I’ve never been a fan of the oldschool linux way of seperating parts of the file system – keeping /home might make sense, but I generally went with a single, large drive. Ironically, on windows, I’ve chosen to go for a non traditional file hierarchy of boot+applications, storage and transient files on seperate drives, and I find it works very well.
Systems accumulate garbage. Desktops fill up with icons. Downloads are left uncleared until space is critical. I’ve more than once found ancient cryptic files that thankfully arn’t digital copies of some old evil tome. While ideally, avoiding clutter is good, I’ve chosen to segment the clutter out of the way.
Traditionally I’ve gone for a boot drive of reasonable size, and a large storage drive. This gives me a place to do backups on the system itself, and to some extent, keep clutter out of the main drive – I would tend to download files directly to the data drive.
I recently had my laptop HDD replaced for bad clusters and a reformat fixed it. I figured I’d run it to failure, and then replace it. Having a seperate drive for downloads is *brilliant*. I have seperate directories by source – firefox or torrents for example, and can then move it over to the storage drive as needed. This kind of lets me actually organise stuff as it goes into the storage drive. Sure, I could have a sub-directory, but lets admit it, I just tend to pile stuff up one on top of another.
There’s a few realizations I made – firstly, that a large quantity of the data we work with is transient in nature – assignments for example, are only really needed for term time (and can be archived or deleted later). Software installers are used once, then deleted. Seperating out transient storage makes sense!. The second is that having per application ‘download’ folders helps declutter things a lot. Things I download from firefox often has a shorter useful life and often are smaller than stuff on a torrent. I only have a seperate disk because I had one spare – anything from a folder of folders to a partition makes sense. Its not just a technical fix – it creates a seperate ‘bin’ for files like this, and you’re more likely to keep things neat.
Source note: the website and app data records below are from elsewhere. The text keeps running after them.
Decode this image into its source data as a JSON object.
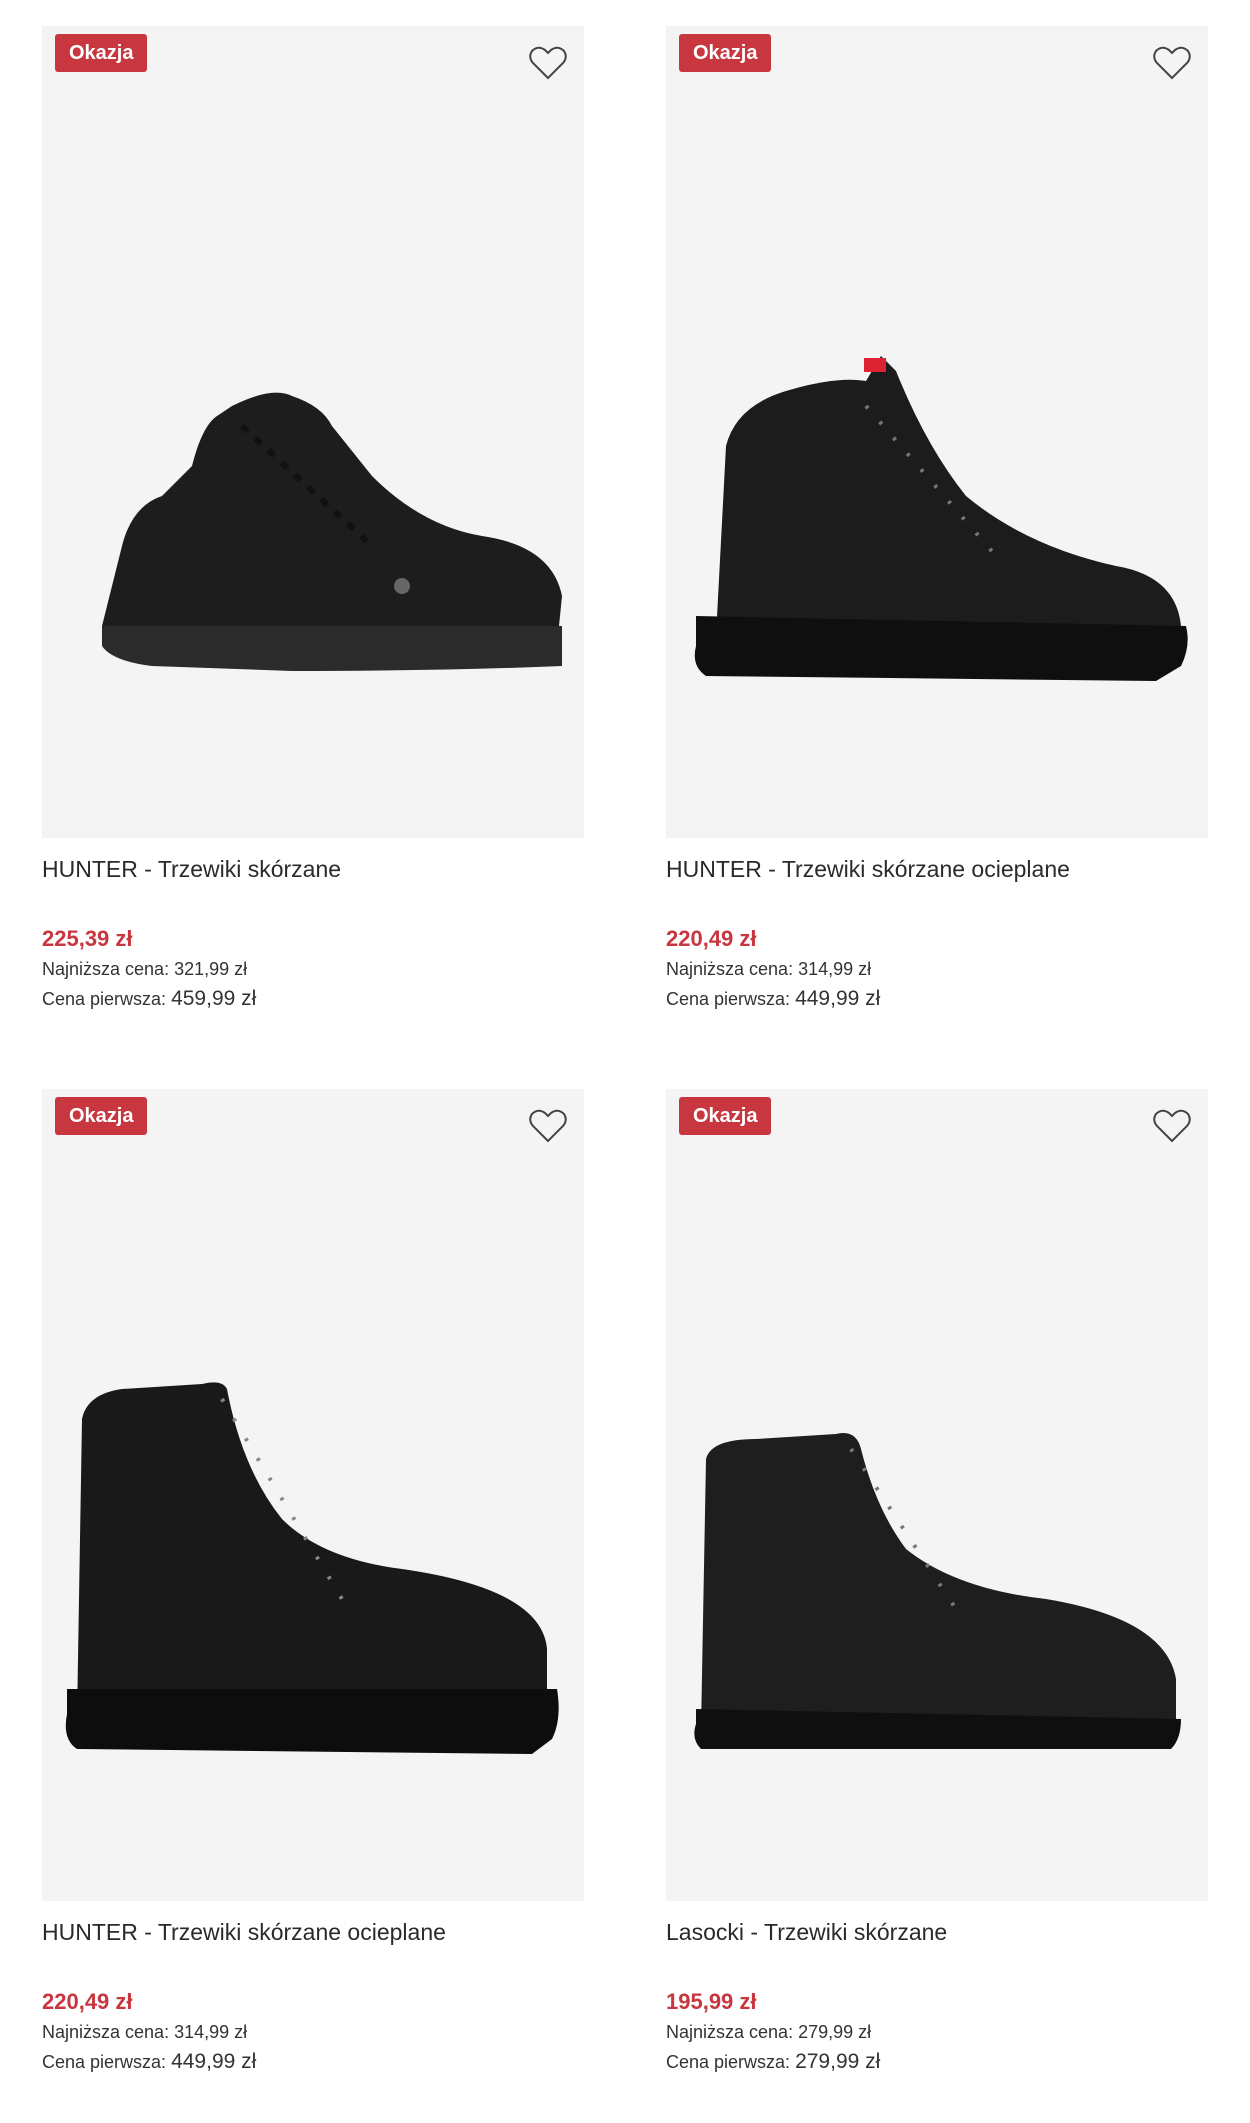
{
  "colors": {
    "badge": "#c8363f",
    "price": "#c8363f",
    "image_bg": "#f4f4f4"
  },
  "products": [
    {
      "badge": "Okazja",
      "title": "HUNTER - Trzewiki skórzane",
      "price": "225,39 zł",
      "lowest_label": "Najniższa cena:",
      "lowest_value": "321,99 zł",
      "original_label": "Cena pierwsza:",
      "original_value": "459,99 zł",
      "image": "black-hiking-boot"
    },
    {
      "badge": "Okazja",
      "title": "HUNTER - Trzewiki skórzane ocieplane",
      "price": "220,49 zł",
      "lowest_label": "Najniższa cena:",
      "lowest_value": "314,99 zł",
      "original_label": "Cena pierwsza:",
      "original_value": "449,99 zł",
      "image": "black-lace-up-ankle-boot"
    },
    {
      "badge": "Okazja",
      "title": "HUNTER - Trzewiki skórzane ocieplane",
      "price": "220,49 zł",
      "lowest_label": "Najniższa cena:",
      "lowest_value": "314,99 zł",
      "original_label": "Cena pierwsza:",
      "original_value": "449,99 zł",
      "image": "black-high-combat-boot"
    },
    {
      "badge": "Okazja",
      "title": "Lasocki - Trzewiki skórzane",
      "price": "195,99 zł",
      "lowest_label": "Najniższa cena:",
      "lowest_value": "279,99 zł",
      "original_label": "Cena pierwsza:",
      "original_value": "279,99 zł",
      "image": "black-leather-zip-boot"
    }
  ]
}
YMMV – I only run 4 disks on my desktop cause I’m a packrat, and ended up accumulating disks – from my standard 1+1, then added a seperate disk for linux since I didn’t know if it would play well with windows 8, and a 4th disk off my laptop. It works VERY well, but naturally not everyone would have spare disks or space to mount them.